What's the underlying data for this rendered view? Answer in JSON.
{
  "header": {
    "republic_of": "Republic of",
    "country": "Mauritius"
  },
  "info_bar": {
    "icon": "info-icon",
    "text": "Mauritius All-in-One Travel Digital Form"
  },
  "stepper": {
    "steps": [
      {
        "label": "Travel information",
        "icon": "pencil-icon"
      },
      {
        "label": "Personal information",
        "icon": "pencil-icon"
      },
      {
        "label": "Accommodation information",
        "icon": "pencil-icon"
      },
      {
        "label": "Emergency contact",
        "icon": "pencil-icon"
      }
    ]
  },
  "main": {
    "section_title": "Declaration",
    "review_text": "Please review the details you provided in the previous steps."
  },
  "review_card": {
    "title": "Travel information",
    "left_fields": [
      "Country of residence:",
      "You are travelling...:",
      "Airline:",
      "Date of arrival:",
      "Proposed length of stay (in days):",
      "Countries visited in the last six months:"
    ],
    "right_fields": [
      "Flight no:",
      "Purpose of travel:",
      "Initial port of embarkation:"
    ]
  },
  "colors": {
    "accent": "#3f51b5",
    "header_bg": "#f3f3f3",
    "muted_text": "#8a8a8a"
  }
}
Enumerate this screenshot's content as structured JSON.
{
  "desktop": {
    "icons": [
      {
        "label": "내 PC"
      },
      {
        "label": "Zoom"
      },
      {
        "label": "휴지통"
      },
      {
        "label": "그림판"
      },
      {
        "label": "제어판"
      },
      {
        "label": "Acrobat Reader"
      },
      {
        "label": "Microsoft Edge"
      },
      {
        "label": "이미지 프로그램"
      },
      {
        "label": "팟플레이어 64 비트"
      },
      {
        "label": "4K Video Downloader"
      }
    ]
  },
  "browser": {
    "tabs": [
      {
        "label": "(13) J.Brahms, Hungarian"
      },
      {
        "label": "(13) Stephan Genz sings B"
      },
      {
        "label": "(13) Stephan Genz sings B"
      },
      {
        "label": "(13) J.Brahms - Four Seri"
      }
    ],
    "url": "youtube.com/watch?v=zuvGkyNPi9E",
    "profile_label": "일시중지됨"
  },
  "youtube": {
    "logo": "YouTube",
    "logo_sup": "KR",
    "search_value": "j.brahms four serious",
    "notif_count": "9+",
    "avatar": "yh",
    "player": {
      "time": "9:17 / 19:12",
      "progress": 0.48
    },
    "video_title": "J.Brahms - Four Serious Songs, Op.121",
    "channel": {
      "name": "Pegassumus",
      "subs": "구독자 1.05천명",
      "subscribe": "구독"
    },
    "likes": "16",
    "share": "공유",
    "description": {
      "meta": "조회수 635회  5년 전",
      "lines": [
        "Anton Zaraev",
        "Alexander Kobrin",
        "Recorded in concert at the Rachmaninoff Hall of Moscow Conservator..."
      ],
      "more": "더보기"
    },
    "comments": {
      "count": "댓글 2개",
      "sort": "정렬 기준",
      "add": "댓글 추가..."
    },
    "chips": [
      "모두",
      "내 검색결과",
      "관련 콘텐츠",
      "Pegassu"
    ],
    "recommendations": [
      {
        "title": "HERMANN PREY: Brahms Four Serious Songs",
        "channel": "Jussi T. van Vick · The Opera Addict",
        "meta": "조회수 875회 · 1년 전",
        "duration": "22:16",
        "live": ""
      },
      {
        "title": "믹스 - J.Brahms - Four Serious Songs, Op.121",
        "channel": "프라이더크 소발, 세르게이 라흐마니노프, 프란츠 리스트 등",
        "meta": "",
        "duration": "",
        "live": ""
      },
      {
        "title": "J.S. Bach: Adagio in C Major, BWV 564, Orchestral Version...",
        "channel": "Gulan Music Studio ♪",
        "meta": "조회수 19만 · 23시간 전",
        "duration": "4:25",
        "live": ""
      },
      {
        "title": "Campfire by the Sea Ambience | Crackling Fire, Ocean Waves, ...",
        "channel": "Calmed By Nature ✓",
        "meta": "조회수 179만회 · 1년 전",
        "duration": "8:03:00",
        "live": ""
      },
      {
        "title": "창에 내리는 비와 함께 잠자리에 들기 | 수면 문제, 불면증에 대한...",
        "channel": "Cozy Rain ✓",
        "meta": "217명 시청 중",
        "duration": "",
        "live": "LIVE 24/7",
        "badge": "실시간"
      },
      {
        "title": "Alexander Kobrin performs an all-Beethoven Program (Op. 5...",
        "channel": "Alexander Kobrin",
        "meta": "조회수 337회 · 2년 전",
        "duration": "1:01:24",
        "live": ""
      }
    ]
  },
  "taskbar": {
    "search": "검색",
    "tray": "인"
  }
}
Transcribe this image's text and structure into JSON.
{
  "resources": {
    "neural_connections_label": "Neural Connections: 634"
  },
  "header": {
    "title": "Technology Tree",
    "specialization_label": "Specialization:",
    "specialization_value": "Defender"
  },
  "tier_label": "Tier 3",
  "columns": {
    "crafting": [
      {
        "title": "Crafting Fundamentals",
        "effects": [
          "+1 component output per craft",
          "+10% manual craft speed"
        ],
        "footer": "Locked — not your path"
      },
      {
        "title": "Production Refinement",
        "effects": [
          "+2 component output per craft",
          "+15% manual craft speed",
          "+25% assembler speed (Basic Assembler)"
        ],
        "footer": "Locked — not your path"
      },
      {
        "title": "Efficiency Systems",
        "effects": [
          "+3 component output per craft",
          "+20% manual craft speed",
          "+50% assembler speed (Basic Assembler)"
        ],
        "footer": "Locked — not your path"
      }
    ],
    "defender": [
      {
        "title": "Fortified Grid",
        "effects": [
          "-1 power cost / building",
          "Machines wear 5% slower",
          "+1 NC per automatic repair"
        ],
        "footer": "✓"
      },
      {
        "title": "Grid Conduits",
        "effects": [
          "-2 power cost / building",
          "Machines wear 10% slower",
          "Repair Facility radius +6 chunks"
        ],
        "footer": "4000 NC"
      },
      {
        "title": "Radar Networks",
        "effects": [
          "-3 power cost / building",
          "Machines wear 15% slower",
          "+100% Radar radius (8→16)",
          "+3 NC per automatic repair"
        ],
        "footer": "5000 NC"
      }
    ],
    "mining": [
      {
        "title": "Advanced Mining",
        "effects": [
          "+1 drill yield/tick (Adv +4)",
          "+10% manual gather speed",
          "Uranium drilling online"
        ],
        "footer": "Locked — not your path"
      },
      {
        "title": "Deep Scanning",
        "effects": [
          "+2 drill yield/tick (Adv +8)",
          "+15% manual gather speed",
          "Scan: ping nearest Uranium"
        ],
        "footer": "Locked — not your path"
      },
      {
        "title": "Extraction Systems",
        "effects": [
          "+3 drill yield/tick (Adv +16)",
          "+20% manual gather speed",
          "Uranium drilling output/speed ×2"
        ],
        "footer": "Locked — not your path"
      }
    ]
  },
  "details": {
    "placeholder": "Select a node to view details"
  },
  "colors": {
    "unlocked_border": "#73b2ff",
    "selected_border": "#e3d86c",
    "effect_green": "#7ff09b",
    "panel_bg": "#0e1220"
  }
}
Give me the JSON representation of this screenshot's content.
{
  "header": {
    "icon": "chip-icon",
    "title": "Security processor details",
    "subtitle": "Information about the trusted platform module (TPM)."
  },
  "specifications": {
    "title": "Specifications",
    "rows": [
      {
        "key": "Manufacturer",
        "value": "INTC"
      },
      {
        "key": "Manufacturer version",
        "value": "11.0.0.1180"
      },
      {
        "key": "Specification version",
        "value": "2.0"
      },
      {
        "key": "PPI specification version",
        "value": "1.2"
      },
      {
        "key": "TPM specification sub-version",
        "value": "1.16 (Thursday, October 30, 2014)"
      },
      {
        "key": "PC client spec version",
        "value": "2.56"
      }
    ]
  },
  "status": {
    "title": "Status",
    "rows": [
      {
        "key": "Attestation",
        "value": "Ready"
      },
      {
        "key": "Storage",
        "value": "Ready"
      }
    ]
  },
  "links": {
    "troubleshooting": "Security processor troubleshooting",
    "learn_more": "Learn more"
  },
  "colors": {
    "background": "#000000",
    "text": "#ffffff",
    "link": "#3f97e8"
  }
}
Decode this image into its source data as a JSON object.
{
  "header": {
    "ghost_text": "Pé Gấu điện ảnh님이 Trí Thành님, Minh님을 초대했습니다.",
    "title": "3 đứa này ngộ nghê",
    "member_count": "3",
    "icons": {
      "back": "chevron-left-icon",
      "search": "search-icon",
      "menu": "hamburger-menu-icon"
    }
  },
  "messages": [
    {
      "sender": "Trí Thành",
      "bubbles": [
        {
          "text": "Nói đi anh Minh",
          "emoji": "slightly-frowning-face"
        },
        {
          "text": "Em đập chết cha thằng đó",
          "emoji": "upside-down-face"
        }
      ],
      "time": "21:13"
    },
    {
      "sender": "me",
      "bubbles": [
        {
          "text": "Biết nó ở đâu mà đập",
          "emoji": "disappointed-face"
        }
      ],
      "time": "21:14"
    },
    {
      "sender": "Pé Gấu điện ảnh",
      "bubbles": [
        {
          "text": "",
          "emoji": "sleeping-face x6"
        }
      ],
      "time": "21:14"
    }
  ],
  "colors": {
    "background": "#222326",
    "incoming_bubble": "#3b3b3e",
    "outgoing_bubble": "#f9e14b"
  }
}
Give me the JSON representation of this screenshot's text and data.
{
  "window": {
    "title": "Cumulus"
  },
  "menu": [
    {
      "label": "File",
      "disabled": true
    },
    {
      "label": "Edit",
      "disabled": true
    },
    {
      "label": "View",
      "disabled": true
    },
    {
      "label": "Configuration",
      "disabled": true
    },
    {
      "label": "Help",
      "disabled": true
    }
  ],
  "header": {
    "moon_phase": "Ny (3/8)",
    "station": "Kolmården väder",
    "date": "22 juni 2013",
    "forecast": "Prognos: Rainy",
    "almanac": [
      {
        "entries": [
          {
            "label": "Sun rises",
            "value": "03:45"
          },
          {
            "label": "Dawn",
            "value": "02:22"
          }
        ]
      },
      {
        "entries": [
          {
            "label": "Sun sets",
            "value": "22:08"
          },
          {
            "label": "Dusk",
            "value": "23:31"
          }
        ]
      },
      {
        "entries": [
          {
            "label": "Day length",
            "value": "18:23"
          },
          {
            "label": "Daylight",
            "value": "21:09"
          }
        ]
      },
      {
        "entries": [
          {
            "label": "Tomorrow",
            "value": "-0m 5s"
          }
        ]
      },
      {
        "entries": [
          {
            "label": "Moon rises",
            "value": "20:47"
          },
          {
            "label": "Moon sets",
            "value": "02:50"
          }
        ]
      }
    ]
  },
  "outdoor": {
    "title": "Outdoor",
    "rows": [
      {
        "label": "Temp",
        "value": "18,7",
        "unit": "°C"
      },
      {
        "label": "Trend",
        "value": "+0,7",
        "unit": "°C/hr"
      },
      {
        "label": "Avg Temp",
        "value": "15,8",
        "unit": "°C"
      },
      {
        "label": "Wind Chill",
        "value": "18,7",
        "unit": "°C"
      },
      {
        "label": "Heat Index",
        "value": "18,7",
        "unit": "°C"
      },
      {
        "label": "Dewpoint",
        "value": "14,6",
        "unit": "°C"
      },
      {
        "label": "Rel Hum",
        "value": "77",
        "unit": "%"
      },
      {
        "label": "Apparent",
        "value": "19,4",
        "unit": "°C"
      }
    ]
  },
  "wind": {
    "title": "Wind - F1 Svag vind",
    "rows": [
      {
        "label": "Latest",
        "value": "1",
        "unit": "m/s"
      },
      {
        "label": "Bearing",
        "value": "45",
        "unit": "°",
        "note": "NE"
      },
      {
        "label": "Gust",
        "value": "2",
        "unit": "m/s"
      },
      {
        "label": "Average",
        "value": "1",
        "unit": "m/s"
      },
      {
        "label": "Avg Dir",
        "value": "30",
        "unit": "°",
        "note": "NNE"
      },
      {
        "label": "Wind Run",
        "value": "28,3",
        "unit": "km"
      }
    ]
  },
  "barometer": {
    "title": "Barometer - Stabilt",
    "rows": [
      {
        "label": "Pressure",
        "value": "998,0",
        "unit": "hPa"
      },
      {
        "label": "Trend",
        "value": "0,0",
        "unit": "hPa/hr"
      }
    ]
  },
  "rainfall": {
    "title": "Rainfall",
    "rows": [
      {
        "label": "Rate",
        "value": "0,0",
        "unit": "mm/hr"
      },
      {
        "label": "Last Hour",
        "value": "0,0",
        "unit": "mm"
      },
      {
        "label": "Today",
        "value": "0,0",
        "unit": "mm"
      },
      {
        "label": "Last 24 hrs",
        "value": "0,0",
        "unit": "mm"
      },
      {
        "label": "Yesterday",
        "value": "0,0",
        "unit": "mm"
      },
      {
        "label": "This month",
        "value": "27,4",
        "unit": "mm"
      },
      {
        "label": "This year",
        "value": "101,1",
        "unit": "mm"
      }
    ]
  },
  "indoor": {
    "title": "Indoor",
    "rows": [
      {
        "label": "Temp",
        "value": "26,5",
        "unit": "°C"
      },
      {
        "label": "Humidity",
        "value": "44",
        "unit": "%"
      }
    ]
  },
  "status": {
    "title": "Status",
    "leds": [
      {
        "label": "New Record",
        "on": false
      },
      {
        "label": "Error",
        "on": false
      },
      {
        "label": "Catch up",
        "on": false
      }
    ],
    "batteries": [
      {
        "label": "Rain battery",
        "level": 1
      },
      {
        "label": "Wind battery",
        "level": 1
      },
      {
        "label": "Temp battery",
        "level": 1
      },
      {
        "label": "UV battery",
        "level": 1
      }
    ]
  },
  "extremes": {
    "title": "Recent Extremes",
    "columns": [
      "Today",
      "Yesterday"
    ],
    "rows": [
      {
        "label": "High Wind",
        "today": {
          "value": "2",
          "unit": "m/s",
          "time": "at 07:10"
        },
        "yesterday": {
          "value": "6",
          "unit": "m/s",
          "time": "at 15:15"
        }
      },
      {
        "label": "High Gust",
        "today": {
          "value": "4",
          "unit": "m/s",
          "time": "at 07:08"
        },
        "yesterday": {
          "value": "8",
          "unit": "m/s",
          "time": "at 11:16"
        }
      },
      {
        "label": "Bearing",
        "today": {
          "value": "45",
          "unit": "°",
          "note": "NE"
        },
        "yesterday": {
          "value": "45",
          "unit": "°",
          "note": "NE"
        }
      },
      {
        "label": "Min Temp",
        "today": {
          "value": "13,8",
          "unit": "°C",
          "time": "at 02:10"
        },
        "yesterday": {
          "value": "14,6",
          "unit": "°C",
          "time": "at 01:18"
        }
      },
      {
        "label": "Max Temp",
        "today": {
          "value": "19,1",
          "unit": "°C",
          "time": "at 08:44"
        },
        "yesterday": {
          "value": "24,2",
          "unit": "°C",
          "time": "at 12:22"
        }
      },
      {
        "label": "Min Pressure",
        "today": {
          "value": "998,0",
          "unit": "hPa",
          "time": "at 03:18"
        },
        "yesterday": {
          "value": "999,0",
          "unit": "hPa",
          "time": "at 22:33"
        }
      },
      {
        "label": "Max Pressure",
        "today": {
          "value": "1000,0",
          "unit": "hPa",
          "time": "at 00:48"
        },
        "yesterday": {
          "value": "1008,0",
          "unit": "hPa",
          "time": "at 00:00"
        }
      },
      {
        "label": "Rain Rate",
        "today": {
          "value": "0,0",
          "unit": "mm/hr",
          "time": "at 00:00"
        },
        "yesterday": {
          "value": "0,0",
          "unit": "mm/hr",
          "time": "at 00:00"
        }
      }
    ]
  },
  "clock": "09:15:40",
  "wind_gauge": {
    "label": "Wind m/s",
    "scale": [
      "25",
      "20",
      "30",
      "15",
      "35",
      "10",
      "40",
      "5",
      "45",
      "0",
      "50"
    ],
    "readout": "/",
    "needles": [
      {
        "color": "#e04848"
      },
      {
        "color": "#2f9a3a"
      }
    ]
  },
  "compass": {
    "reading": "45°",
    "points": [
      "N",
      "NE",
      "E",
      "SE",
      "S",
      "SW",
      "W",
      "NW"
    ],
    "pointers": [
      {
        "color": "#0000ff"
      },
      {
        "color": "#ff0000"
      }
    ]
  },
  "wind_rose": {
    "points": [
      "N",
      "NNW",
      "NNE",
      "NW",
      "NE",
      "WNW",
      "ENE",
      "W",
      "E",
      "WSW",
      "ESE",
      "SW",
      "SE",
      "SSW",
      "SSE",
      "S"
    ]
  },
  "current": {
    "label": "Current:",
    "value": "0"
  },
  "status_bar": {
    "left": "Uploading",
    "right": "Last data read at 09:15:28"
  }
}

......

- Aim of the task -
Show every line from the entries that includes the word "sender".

- Written answer -
      "sender": "Trí Thành",
      "sender": "me",
      "sender": "Pé Gấu điện ảnh",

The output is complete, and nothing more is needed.